Ford and Honda tied for the highest rank among brands in retaining owners with retention rates of 62 percent. Ford’s retention rate is primarily because of the Edge, F-Series and Fusion models; Honda’s is driven by the Accord, CR-V and Pilot.
Comparing the two brands, Ford owners are more likely than Honda owners to say they are loyal because their new vehicle is fun to drive or has good styling. Honda owners are more likely to cite resale value and safety as reasons for repurchasing. Next in the rankings in a three-way tie are Hyundai, Lexus and Toyota with customer retention rates of 60 percent.
Now let’s talk money with Kelley Blue Book’s annual best Resale Value Awards, which look at how well 2011 models are expected to retain their original list price after five years. The winning mainstream brand for 2011 is Subaru; the winning luxury brand is BMW.
The winners by vehicle category with the best resale value are: Honda Fit (subcompact car); Mini Cooper (compact car); Honda Accord (midsize car); Ford Taurus (full-size car); Lexus IS (near-luxury car); Audi A5 (luxury car); Subaru Impreza WRX (sports car); Ford Mustang GT (high-performance car); Volkswagen Golf TDI (hybrid/alternative energy car); Honda CR-V (compact utility vehicle); Toyota FJ Cruiser (midsize utility vehicle); GMC Acadia (full-size utility vehicle; BMW X5 (luxury utility vehicle; BMW X5 XDrive 35d (hybrid/alternative energy utility vehicle; Toyota Tacoma (midsize pickup); Ford F-Series Super Duty (full-size pickup); Toyota Sienna (van); and Subaru Outback (wagon).

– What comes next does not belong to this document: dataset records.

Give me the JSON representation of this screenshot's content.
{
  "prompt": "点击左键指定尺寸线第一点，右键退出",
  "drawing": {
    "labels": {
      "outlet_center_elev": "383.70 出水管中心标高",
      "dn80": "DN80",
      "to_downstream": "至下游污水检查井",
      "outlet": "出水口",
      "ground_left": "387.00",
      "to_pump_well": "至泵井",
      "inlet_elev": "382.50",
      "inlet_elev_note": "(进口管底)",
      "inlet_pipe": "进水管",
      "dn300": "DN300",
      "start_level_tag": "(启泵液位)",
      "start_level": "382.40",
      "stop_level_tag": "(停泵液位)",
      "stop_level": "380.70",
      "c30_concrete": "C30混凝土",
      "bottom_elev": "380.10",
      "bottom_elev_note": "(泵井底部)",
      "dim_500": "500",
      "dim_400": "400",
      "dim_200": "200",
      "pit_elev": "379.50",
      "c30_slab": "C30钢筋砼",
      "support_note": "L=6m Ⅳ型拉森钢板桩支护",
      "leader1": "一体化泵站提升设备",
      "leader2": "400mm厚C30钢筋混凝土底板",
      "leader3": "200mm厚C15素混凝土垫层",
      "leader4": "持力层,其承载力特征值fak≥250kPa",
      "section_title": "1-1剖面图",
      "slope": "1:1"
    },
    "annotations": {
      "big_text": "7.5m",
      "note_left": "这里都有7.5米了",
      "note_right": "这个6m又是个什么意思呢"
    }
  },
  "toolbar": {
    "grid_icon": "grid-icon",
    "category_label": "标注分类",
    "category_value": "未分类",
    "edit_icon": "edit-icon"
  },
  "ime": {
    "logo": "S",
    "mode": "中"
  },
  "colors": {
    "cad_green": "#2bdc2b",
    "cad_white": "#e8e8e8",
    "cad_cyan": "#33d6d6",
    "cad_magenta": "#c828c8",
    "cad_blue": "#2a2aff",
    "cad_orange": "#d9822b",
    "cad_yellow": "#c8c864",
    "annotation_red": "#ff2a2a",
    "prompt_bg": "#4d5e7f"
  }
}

Free information about resale value is available on kbb.com. — Cheryl Jensen, Motor Matters
Copyright, Motor Matters, 2010